On a brisk early February morning, all of us El Niño-Southern Oscillation (ENSO) forecasters emerged from our burrows and saw our shadows. That can mean only one thing: conditions are favorable for the development of La Niña within the next six months. Yes, the February ENSO Outlook officially announces that we are in a La Niña Watch, even while, at the current moment, the Pacific Ocean remains in an El Niño (this is simultaneous to the ongoing El Niño Advisory—here is an explainer to help sort it out). The outlook gives a 79% chance that El Niño will transition to ENSO-Neutral by the April–June period, and then a 55% chance the Pacific transitions into La Niña in June–August. Confused? I’ll…
Find your favorites! Here's an index of ENSO blog posts grouped a bit differently than what you get from the Climate.gov search function or what a simple listing page produces. The categories are simply the main ways that the ENSO blogging team tends to remember and talk about previous posts. Please keep in mind that everything about this index list is manual, from remembering/finding articles to include to the alphabetization of the guest authors section. I will almost certainly have missed some posts or made other mistakes. If you see a problem, feel free to point it out in the comments. I update this page a few times per year, so it will eventually get corrected.
Happy New Year from the ENSO Blog! With the arrival of the new year and an ongoing strong El Niño, many folks are already asking us, why isn’t the current El Niño bringing the expected wetter/drier/warmer/cooler conditions over my house yet?!
First, we’ve already seen impacts consistent with El Niño across much of the globe and those impacts have been occurring for some time now. A quick look around the world indicates some very El Niño-like impacts over the past half year (footnote #1).
Second, we’re two-thirds through January as of this writing, which means we’re barely past the midway point in the December-February season. We’ve basically just entered the January-March seaso…
El Niño is very likely close to peak strength and is likely to continue for the next few months, while gradually weakening. Despite the expected weakening of El Niño’s tropical Pacific sea surface signature, impacts to global climate will continue for the next few months. Forecasters currently expect ENSO-neutral conditions (ENSO = El Niño/Southern Oscillation, the whole El Niño & La Niña system) by the April–June period. After that… you’ll have to read on to find out!
A bird in hand
Decades of observations have shown us that it’s typical for El Niño’s sea surface temperature anomaly (anomaly = difference from the long-term average) to peak around December or early January. In …

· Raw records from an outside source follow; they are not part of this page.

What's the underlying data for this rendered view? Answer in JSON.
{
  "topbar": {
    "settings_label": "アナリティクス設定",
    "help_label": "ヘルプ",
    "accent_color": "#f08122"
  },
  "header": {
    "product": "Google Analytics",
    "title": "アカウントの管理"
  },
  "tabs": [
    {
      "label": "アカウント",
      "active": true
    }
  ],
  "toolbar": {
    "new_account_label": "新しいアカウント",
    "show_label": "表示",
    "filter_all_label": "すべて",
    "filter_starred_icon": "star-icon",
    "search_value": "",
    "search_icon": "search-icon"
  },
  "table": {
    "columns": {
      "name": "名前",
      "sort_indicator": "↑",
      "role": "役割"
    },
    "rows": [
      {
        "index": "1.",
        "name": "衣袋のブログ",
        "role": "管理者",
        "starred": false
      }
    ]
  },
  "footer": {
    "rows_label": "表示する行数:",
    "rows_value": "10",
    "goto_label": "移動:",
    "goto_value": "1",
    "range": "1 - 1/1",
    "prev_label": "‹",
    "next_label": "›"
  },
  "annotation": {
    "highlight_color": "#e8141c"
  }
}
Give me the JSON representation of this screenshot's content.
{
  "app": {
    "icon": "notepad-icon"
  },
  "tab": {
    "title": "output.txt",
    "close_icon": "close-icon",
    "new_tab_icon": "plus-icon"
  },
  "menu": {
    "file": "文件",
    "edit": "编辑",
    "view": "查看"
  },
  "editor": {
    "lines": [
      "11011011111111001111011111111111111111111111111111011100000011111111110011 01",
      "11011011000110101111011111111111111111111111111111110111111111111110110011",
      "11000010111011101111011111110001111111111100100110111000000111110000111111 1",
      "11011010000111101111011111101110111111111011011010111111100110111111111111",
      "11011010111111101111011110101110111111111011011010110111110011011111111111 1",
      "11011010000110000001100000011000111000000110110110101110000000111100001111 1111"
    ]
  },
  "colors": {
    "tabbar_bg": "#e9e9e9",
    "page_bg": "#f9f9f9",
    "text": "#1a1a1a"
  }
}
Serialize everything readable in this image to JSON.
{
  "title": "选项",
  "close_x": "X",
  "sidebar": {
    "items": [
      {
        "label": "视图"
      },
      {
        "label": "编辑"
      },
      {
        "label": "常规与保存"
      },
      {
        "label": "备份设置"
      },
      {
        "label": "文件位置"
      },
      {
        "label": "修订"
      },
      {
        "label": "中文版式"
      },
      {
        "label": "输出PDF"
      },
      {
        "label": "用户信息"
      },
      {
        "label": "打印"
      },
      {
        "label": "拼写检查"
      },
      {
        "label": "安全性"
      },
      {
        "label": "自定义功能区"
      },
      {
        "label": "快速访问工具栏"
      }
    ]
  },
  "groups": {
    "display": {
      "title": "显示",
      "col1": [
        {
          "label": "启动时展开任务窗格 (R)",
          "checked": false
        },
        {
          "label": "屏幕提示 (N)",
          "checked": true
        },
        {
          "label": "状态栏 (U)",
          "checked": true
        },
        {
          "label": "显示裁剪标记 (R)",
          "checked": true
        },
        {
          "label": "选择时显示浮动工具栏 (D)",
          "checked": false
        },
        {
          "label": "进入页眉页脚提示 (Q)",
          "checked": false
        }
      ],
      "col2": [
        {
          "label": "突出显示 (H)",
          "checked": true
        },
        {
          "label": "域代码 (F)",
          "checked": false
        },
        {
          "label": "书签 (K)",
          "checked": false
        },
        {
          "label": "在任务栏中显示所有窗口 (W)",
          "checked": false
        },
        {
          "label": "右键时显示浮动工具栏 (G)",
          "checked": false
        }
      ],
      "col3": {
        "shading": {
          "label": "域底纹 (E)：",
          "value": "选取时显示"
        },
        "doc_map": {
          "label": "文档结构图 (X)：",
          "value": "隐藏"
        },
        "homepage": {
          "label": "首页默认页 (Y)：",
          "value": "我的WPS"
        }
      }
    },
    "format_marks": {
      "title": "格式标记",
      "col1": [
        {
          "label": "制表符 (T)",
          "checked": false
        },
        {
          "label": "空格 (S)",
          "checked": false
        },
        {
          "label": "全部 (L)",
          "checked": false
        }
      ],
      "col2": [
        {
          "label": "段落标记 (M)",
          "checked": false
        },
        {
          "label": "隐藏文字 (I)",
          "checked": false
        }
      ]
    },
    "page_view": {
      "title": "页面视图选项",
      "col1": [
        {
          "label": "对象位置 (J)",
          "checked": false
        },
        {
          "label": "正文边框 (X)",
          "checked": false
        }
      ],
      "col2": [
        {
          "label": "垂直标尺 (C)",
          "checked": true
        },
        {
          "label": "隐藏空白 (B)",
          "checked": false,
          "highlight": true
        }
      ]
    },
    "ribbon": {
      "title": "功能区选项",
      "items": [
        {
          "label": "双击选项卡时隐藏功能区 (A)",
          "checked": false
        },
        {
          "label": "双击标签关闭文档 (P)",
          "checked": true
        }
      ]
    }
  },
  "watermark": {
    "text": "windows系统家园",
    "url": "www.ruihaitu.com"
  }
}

El Niño is zipping along in the tropical Pacific. There’s a 54% chance that this El Niño event will end up “historically strong” (more details below), potentially ranking in the top 5 on record. Looking ahead, it’s likely that El Niño will end and neutral conditions return by April–June.
Sail across the Pacific
El Niño is associated with specific changes to weather and climate around the world, and the stronger an El Niño, the more likely we are to see those impacts. Of course, nothing is ever guaranteed when it comes to our complex Earth system, and the unpredictable effect of chaos may interrupt the expected impacts. For an excellent, in-depth explanation of why a strong El Niño…